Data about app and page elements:
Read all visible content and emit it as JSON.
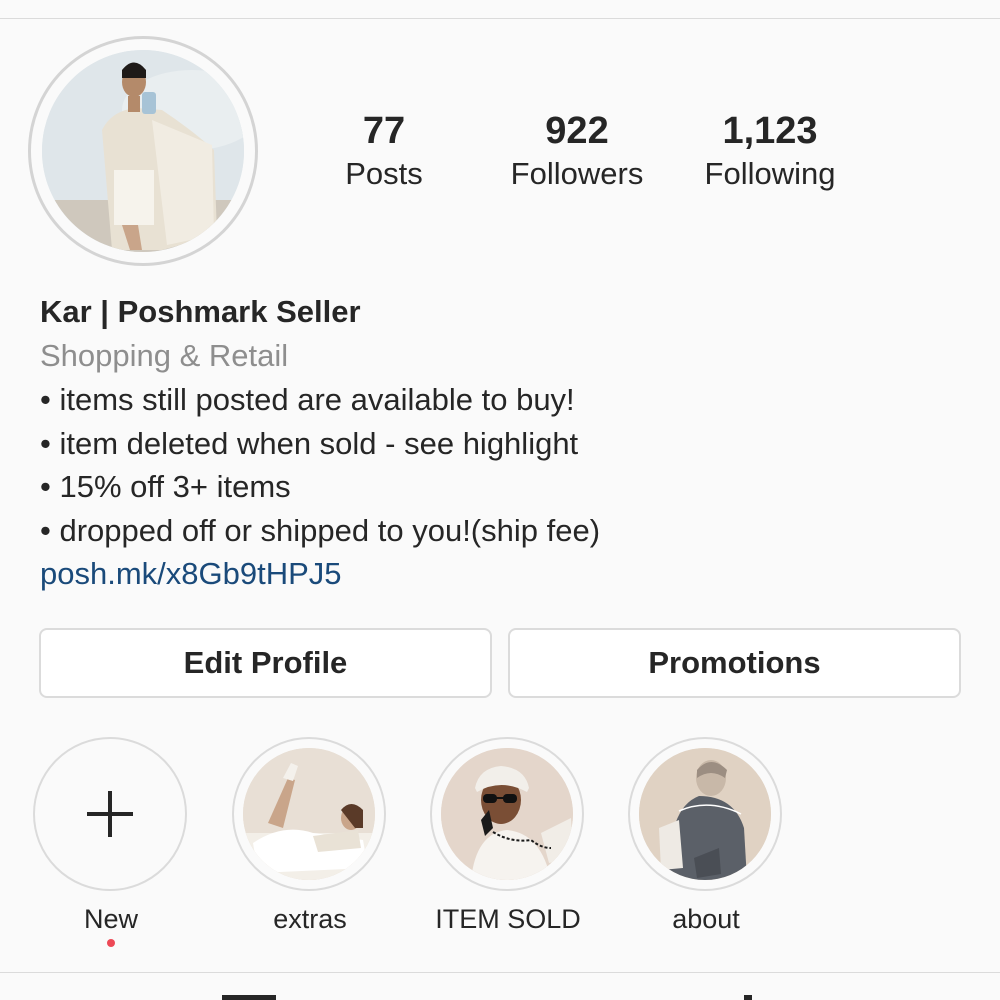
{
  "profile": {
    "avatar_icon": "profile-avatar-illustration",
    "stats": {
      "posts": {
        "count": "77",
        "label": "Posts"
      },
      "followers": {
        "count": "922",
        "label": "Followers"
      },
      "following": {
        "count": "1,123",
        "label": "Following"
      }
    },
    "bio": {
      "name": "Kar | Poshmark Seller",
      "category": "Shopping & Retail",
      "lines": [
        "• items still posted are available to buy!",
        "• item deleted when sold - see highlight",
        "• 15% off 3+ items",
        "• dropped off or shipped to you!(ship fee)"
      ],
      "link": "posh.mk/x8Gb9tHPJ5"
    },
    "buttons": {
      "edit_profile": "Edit Profile",
      "promotions": "Promotions"
    },
    "highlights": [
      {
        "label": "New",
        "icon": "plus-icon"
      },
      {
        "label": "extras"
      },
      {
        "label": "ITEM SOLD"
      },
      {
        "label": "about"
      }
    ]
  },
  "colors": {
    "background": "#fafafa",
    "text": "#262626",
    "muted": "#8e8e8e",
    "link": "#1a4a7a",
    "border": "#dbdbdb",
    "notification_dot": "#ed4956"
  }
}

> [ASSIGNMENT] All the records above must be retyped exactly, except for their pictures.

> [ANSWER TO THIS EXERCISE]
Read all visible content and emit it as JSON.
{
  "profile": {
    "avatar_icon": "profile-avatar-illustration",
    "stats": {
      "posts": {
        "count": "77",
        "label": "Posts"
      },
      "followers": {
        "count": "922",
        "label": "Followers"
      },
      "following": {
        "count": "1,123",
        "label": "Following"
      }
    },
    "bio": {
      "name": "Kar | Poshmark Seller",
      "category": "Shopping & Retail",
      "lines": [
        "• items still posted are available to buy!",
        "• item deleted when sold - see highlight",
        "• 15% off 3+ items",
        "• dropped off or shipped to you!(ship fee)"
      ],
      "link": "posh.mk/x8Gb9tHPJ5"
    },
    "buttons": {
      "edit_profile": "Edit Profile",
      "promotions": "Promotions"
    },
    "highlights": [
      {
        "label": "New",
        "icon": "plus-icon"
      },
      {
        "label": "extras"
      },
      {
        "label": "ITEM SOLD"
      },
      {
        "label": "about"
      }
    ]
  },
  "colors": {
    "background": "#fafafa",
    "text": "#262626",
    "muted": "#8e8e8e",
    "link": "#1a4a7a",
    "border": "#dbdbdb",
    "notification_dot": "#ed4956"
  }
}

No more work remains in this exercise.